Skip to main content

Fertility treatment does not adversely affect cardiovascular health of offspring, international study suggests

HFEA Chief Executive responds to a study led by the University of Bristol that looks at the effects of fertility treatment on the cardiovascular health of children born as a result.

A large study looking at the effects of fertility treatment has found no robust difference in blood pressure, heart rate, lipids, and glucose measurements between children conceived naturally and those conceived using assisted reproductive technologies (ART).

The University of Bristol-led study, published in European Heart Journal sought to address concerns around whether fertility treatment leads to adverse cardiometabolic health in offspring. The data sample included 8,600 children from Bristol’s Children of the 90s study, a world-leading health study which has followed pregnant women and their offspring since 1991.

In response to this study, Peter Thompson, Chief Executive, The Human Fertilisation and Embryology Authority (HFEA), said: “Each year around 60,000 patients use fertility services in the UK in the hope of one day having a family of their own. Those patients should be reassured by this study which shows that the heart health of children born from assisted reproduction technologies, like IVF, are no different from children conceived naturally.

“Science and research move rapidly in the fertility sector but it is widely acknowledged that more large scale studies like this are needed to continually drive improvements in care. Health outcomes in children conceived using assisted reproductive technologies are a high priority for the HFEA and we monitor the latest research and provide information for patients and professionals. Anyone considering fertility treatment in the UK should visit for high quality impartial information on treatment options and licensed clinics.”

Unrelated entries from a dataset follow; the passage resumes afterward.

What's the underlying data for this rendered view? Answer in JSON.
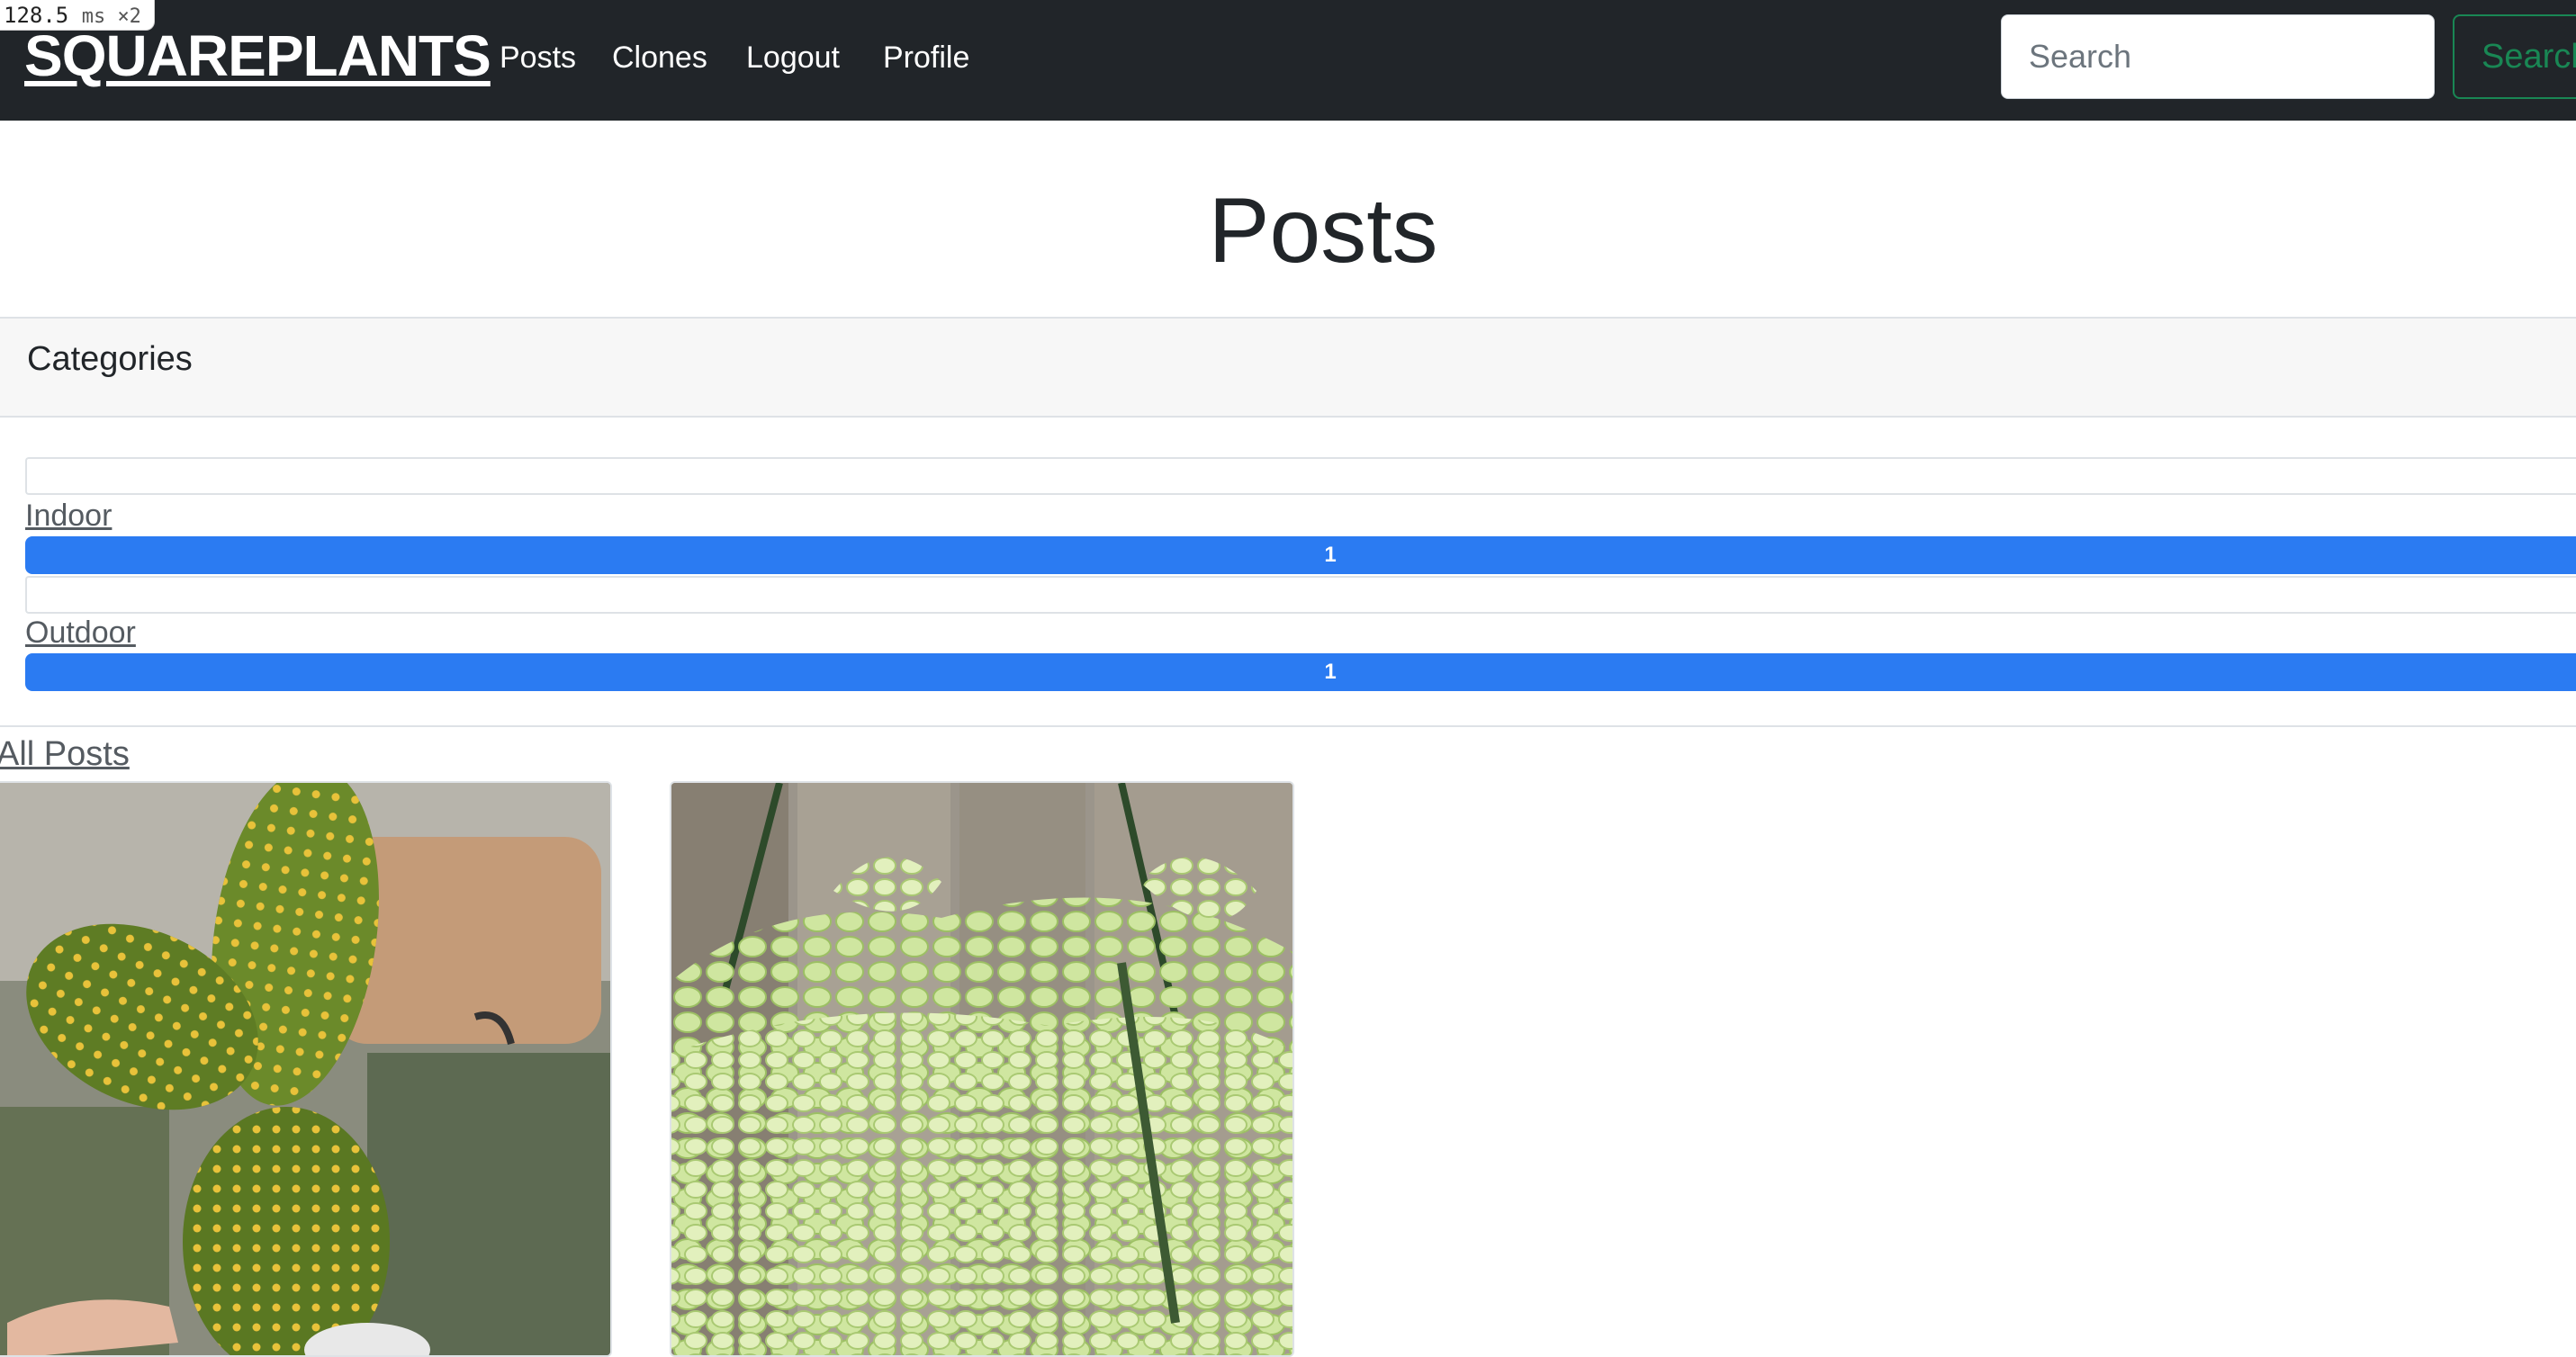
{
  "perf_overlay": {
    "value": "128.5",
    "unit": "ms ×2"
  },
  "navbar": {
    "brand": "SQUAREPLANTS",
    "links": [
      "Posts",
      "Clones",
      "Logout",
      "Profile"
    ],
    "search": {
      "placeholder": "Search",
      "button_label": "Search"
    }
  },
  "page": {
    "title": "Posts"
  },
  "categories": {
    "header": "Categories",
    "items": [
      {
        "name": "Indoor",
        "count": "1",
        "fill_fraction": 1.0
      },
      {
        "name": "Outdoor",
        "count": "1",
        "fill_fraction": 1.0
      }
    ]
  },
  "all_posts_link": "All Posts",
  "posts": [
    {
      "image_subject": "bunny-ear-cactus"
    },
    {
      "image_subject": "burros-tail-succulent"
    }
  ],
  "colors": {
    "navbar_bg": "#212529",
    "progress_bar": "#2b7bf2",
    "search_button_outline": "#198754"
  }
}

To view the paper visit the European Heart Journal.


Review date: 6 February 2025